### What is being asked
Each line of the material that mentions the word "False" is to be copied.

### Material for the task

━━━

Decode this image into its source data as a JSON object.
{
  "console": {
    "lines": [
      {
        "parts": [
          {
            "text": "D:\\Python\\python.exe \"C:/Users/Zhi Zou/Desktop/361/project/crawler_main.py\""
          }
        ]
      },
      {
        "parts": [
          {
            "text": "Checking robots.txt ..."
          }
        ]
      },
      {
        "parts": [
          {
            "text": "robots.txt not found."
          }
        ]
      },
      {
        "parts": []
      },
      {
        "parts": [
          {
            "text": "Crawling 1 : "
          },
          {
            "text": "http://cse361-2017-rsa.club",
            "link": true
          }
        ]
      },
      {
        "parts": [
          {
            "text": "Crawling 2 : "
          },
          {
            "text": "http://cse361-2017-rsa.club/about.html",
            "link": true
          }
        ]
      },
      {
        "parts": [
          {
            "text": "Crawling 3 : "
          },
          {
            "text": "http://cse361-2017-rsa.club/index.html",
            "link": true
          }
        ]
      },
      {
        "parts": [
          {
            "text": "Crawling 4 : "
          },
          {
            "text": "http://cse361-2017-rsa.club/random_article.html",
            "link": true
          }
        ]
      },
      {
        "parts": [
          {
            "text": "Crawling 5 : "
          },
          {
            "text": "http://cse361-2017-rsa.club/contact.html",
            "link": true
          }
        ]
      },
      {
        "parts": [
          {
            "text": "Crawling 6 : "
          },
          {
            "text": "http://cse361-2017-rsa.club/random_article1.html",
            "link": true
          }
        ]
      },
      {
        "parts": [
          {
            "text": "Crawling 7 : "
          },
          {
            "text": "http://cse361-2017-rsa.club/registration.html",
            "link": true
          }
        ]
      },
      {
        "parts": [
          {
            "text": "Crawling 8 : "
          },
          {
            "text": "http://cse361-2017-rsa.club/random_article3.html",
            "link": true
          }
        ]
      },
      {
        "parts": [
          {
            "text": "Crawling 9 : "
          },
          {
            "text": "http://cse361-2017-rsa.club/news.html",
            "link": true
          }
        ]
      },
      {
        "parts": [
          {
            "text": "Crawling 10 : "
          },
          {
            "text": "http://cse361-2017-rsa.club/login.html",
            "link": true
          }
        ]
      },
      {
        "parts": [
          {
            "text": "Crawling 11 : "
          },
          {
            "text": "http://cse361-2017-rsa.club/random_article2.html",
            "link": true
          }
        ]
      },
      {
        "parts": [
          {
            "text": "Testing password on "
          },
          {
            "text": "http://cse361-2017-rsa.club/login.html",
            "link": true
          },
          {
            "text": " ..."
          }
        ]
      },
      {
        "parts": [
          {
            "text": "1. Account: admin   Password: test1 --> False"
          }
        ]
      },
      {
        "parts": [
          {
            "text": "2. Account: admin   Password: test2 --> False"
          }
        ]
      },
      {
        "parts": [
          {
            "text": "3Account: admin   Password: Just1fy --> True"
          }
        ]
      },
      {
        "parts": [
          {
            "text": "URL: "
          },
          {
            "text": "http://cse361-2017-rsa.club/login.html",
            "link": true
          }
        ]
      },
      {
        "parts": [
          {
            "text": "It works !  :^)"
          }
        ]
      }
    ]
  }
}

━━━

### Expected answer
            "text": "1. Account: admin   Password: test1 --> False"
            "text": "2. Account: admin   Password: test2 --> False"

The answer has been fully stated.